The Lone Wolf
"Licorice Pizza" caught me off guard by being so unexpectedly hilarious, fun, and—I must say—different from any of Paul Thomas Anderson's works. He's really the only one who can encapsulate this otherwise cheesy coming-of-age story into a wholly different level with the way his camera moves, his color pallette, his eclectic taste of songs, his staunch dialogues, and—most importantly—his characters. His stellar cast includes three actor-directors (Sean Penn, Bradley Cooper, and Benny Safdie), and their cameo appearances were unforgettable ('though…
Other than this one, I've only seen "Uncle Boonme" and "Cemetery of Splendor". All I can say is, when you come into Apichatpong Weerasethakul's films, you'll expect to enter a dream-like state but in the most realistic way. Obviously, you'll also enter the realm of slow cinema, where you might think that your screen freezed when in fact it's just the film image or the characters were intended to stay still for possibly minutes. Then, of course, you might get…
Watching EDGE OF TOMORROW is like you're playing an RTS game with unlimited lives. It's an expanded, war version of GROUNDHOG DAYS, except that some of the formulas do not work that well. The more you get into the movie, the more you find there's something wrong--and you can't stop to re-think what you've just had because this movie keeps you moving (or accelerating) forward.
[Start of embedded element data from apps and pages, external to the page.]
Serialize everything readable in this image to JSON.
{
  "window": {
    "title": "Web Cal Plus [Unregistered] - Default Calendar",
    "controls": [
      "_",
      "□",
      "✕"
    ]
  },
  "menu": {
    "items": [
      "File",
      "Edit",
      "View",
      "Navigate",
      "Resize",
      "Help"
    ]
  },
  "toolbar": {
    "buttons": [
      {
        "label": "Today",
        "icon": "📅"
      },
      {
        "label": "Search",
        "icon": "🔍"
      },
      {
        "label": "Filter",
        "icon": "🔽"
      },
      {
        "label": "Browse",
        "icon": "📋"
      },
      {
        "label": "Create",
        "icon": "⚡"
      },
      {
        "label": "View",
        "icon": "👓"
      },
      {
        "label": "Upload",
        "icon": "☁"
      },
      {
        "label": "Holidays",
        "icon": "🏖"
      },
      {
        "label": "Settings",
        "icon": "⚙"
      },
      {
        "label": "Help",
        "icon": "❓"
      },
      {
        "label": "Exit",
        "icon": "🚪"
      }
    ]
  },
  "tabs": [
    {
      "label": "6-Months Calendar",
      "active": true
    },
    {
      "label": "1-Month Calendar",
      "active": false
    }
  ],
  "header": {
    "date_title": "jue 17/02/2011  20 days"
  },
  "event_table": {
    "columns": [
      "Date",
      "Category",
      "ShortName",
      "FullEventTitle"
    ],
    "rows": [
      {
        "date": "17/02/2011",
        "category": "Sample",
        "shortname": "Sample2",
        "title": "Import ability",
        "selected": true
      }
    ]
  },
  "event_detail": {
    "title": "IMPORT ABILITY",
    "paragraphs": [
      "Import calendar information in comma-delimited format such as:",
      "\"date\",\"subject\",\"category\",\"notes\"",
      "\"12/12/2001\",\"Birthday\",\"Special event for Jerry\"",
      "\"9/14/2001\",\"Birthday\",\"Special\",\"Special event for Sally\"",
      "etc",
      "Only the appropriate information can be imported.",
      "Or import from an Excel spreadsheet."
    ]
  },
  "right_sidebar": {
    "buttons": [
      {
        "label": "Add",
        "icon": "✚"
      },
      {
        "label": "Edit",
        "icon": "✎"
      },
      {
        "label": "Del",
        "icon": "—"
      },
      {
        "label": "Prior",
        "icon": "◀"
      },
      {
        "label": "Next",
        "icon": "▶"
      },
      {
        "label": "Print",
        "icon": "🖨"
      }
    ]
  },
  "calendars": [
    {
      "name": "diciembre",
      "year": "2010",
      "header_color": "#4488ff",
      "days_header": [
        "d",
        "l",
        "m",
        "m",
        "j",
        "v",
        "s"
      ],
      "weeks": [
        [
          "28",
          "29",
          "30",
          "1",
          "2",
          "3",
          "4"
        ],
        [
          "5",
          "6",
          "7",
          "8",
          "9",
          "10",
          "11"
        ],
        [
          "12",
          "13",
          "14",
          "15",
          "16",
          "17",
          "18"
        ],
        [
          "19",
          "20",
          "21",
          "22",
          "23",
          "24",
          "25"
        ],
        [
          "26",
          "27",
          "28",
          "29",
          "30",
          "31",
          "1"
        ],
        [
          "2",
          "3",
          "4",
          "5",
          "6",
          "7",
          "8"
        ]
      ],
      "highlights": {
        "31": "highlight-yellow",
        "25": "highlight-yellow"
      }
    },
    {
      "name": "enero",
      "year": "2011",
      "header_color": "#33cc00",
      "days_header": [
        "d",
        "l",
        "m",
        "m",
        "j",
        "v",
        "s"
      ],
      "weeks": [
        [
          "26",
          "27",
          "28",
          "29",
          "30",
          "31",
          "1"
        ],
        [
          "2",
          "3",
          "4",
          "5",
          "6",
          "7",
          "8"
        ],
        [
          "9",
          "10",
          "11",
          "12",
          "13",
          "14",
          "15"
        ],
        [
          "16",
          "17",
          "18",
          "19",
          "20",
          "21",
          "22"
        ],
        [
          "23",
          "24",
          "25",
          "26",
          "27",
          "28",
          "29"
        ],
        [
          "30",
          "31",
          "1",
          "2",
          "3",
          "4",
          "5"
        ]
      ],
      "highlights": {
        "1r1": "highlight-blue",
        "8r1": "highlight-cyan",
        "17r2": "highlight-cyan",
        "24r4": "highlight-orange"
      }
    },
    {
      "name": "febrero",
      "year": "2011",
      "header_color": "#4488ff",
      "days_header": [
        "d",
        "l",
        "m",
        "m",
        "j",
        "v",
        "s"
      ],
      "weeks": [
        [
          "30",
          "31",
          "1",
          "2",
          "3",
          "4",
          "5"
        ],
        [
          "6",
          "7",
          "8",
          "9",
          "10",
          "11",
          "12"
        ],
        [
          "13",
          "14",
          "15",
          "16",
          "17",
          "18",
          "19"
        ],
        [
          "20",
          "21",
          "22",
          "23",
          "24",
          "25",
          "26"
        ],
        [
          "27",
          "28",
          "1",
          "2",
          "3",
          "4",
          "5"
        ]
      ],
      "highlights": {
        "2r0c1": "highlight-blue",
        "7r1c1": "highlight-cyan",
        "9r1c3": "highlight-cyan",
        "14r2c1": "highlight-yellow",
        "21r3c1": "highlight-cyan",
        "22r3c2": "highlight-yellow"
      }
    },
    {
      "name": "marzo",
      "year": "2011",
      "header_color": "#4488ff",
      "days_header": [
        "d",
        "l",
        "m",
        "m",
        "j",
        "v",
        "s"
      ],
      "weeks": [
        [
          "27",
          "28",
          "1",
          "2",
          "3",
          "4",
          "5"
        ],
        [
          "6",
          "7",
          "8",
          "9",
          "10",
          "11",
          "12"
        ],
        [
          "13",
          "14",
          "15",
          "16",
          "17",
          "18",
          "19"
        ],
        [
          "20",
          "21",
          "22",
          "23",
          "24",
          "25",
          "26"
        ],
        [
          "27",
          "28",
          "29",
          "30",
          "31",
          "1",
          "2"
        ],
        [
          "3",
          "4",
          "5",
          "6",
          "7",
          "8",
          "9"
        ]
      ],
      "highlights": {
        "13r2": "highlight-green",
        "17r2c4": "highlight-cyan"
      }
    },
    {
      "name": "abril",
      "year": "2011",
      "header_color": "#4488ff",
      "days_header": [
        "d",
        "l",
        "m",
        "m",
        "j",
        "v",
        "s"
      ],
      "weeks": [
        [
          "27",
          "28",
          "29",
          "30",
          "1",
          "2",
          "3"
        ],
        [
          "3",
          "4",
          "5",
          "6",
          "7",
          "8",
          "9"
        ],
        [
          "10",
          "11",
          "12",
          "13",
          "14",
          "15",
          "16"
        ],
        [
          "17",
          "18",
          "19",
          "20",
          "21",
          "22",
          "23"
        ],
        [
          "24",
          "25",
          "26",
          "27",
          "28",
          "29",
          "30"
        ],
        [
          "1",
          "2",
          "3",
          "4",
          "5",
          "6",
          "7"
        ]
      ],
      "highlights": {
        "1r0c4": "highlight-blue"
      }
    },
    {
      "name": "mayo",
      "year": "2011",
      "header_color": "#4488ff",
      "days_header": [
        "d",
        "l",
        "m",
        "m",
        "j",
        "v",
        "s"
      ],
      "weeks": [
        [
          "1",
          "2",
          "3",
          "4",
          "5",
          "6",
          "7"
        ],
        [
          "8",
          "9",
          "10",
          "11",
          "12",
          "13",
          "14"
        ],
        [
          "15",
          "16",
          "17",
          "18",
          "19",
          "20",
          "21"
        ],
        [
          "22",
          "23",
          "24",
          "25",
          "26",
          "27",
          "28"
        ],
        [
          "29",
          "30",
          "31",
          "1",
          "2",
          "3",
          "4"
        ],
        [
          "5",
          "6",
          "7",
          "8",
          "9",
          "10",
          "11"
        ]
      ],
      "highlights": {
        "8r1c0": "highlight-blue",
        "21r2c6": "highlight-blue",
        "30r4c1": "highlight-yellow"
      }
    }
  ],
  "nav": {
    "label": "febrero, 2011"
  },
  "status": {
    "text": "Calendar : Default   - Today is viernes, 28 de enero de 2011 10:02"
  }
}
That's why it's exhausting; it wants everything to end fast, with all possible (but ineffective) ways it has. Which is bad, because the premise is nicely introduced and, well, everything's fine in the beginning.
Joko Anwar's skillful charm on technical aspects didn't help this film from being yet another average horror film. Many elements of the story seem deeply problematic--or, may I say, dumb--as if they're there just to hype up the horrors. It may end up being a fun, crowd-pleasing film, 'though, if you enter the theater just absent-mindedly.